The decision not to release F-16C/Ds has shaken the confidence of Taiwan’s Ministry of National Defense (MND), which was optimistic the U.S. would release the fighters, said York Chen, a former member of Taiwan’s National Security Council, now with the Institute for Taiwan Defense and Strategic Studies. The government is beginning to “realize that the good old days” of the first term of President George W. Bush was an “exception.” In 2001, the Bush administration released a major arms package to Taiwan that included submarines, destroyers and maritime patrol aircraft.
Despite criticism and concern over Taiwan’s future, the F-16A/B upgrade is impressive.
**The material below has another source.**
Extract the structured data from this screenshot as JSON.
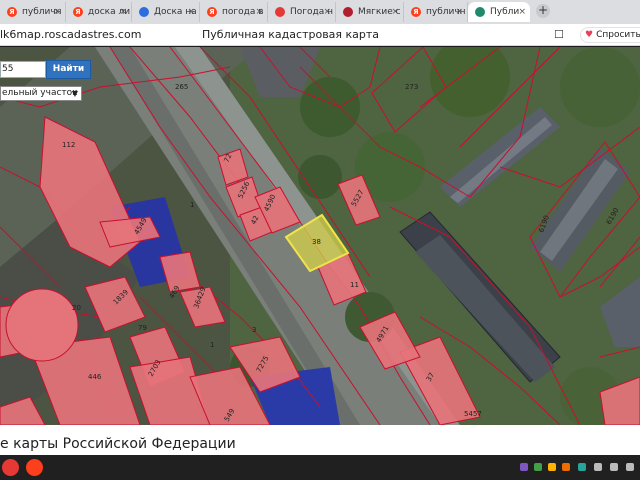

MND officials said the upgrade “would be equal to 80 percent of those of the F-16C/Ds” and that “some items selected in the retrofit program have better performance than those of current U.S. Air Force F-16C/Ds.” The package includes the Active Electronically Scanned Array (AESA) radar, Embedded Global Positioning System Inertial Navigation System and the ALQ-213 Electronic Warfare Management System.
Northrop Grumman’s Scalable Agile Beam Radar and the Raytheon Advanced Combat Radar will bid for the AESA competition. The U.S. also released for the first time the Joint Direct Attack Munition (JDAM): GBU-31, GBU-38 and the GBU-54. The U.S. denied previous Taiwan requests for JDAM. Also released was the new AIM-9X Sidewinder air-to-air missile.
Taiwan will also receive an engineering and design study on replacing the existing F-100-PW-220E engines with F-100-PW-229. Taiwan air force officials have long complained the 220 engines were underpowered.
The A/B package also included a $500 million F-16 training program at Luke Air Force Base, Ariz., which is a continuation of a program begun during the 1990s for Taiwan’s 21st Tactical Fighter Squadron (“the Gamblers”) based in Arizona.
The F-16A/B retrofit will be handled by the state-run Aerospace Industrial Development Corporation, which built the IDF.